While heavy drinking may lead to dementia in later life, some studies suggest that low to moderate consumption of alcohol—one drink a day for women, two for men—might be beneficial for brain health. The evidence, however, is inconsistent because it is difficult to know whether the beneficial effects are due to alcohol or other factors, such as lifestyle, education, or diet. If you already drink moderate levels of alcohol, it is most likely safe to continue.
Dozens of observational studies and many meta-analyses and systematic reviews report inconsistent conclusions on whether moderate levels of alcohol consumption prevent cognitive decline. Our search identified:
• Multiple meta-analyses and systematic reviews on observational studies
• 0 randomized controlled trials
• Multiple observational studies
Although many observational studies have examined whether drinking moderate amounts of alcohol are associated with a reduced risk of developing Alzheimer’s disease, vascular dementia, or age-related cognitive decline, they reached no consensus [1-4]. Observational studies suffer from a number of confounding factors. It is unclear whether the reported benefit from drinking may instead be due to socioeconomic status, cultural background, lifestyle factors, education, or dietary habits. For example, someone who drinks a glass of wine at dinner may also exercise more or eat healthier, which promote brain health. In the short-term, alcohol is well-known to impair cognitive function.

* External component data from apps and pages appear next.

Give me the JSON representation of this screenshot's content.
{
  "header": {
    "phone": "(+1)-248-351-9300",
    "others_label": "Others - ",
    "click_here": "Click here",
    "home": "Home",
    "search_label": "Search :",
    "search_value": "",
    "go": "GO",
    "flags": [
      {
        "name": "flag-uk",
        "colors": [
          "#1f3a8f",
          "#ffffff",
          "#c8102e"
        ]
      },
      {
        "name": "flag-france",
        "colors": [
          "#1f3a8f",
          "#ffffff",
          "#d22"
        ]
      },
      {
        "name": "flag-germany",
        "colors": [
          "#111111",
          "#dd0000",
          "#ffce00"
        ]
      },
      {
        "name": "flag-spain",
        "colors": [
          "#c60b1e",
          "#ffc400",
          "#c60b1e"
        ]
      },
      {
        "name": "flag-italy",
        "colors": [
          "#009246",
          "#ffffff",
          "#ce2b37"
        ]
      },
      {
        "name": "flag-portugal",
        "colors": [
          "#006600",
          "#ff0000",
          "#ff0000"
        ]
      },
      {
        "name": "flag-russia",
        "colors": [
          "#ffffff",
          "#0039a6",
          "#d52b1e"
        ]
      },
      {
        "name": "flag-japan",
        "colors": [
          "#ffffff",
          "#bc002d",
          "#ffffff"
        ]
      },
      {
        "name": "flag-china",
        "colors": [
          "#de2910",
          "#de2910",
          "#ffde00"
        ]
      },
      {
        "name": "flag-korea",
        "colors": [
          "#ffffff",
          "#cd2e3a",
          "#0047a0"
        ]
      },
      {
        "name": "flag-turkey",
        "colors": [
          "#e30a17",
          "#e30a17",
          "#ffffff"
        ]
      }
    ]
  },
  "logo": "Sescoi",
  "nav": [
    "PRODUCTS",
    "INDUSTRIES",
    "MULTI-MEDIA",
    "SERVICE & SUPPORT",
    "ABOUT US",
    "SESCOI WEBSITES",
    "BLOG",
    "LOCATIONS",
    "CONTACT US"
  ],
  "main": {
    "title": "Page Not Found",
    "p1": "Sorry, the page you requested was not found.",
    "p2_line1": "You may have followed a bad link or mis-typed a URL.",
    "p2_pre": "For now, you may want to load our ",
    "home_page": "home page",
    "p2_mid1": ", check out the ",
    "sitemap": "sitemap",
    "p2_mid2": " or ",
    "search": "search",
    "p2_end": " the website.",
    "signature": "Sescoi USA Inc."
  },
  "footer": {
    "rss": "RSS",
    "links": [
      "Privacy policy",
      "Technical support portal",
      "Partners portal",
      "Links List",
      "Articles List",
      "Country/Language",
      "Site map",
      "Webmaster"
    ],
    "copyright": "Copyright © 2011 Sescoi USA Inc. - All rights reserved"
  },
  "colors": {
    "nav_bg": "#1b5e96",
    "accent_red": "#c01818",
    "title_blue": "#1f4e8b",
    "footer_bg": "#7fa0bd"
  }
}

Although it is unclear whether moderate amounts of alcohol can promote long-term brain health, most studies agree that heavy drinking may be associated with cognitive decline or dementia .It is likely safe, and potentially even beneficial, to drink moderate amounts of alcohol, but the benefits to brain health aren’t enough to start drinking for this reason.
Those with an APOE4 gene allele who drink high amounts of alcohol might be at greater risk for dementia . However, the evidence for moderate alcohol consumption in those with APOE4 is inconsistent . For more information on what the APOE4 gene allele means for your health, read our APOE4 information page.
People with mild cognitive impairment (MCI)? who drink moderate levels of alcohol might be less likely to develop dementia . It is possible that other factors explain this effect. For example, MCI patients with greater health problems might be less likely to use alcohol. There is no evidence that alcohol use can slow the progression of cognitive decline in patients with Alzheimer's disease or dementia. Given that alcohol can acutely impair cognitive function and interacts dangerously with many medications, patients with dementia should probably abstain.
Moderate alcohol intake (one drink per day for women, two for men) is generally safe for healthy people. However, heavy drinking is associated with a number of potential side effects including high blood pressure, obesity, stroke, cardiovascular disease, liver disease, certain forms of cancer, and Alzheimer's disease . For more information on the effects of alcohol on the body, visit the National Institute on Alcohol Abuse and Alcoholism.
NOTE: This is not a comprehensive safety evaluation or complete list of potentially harmful drug interactions. It is important to discuss safety issues with your physician before taking any new supplement or medication.
In the United States, moderate alcohol intake is defined as one drink per day for women and two drinks per day for men. A standard drink in the United states is equivalent to roughly 14 grams of alcohol, which is found in 12 ounces of regular beer (~5% alcohol), 5 ounces of wine (~12% alcohol), and about 1.5 ounces of distilled spirits (~40% alcohol).
General information on how to define different types of drinking can be found at the Centers for Disease Control, and the National Institute on Alcohol Abuse and Alcoholism.
Information on alcohol’s effects on the body can be found at the National Institute on Alcohol Abuse and Alcoholism.
Check for drug-alcohol and supplement-alcohol interactions on Drugs.com.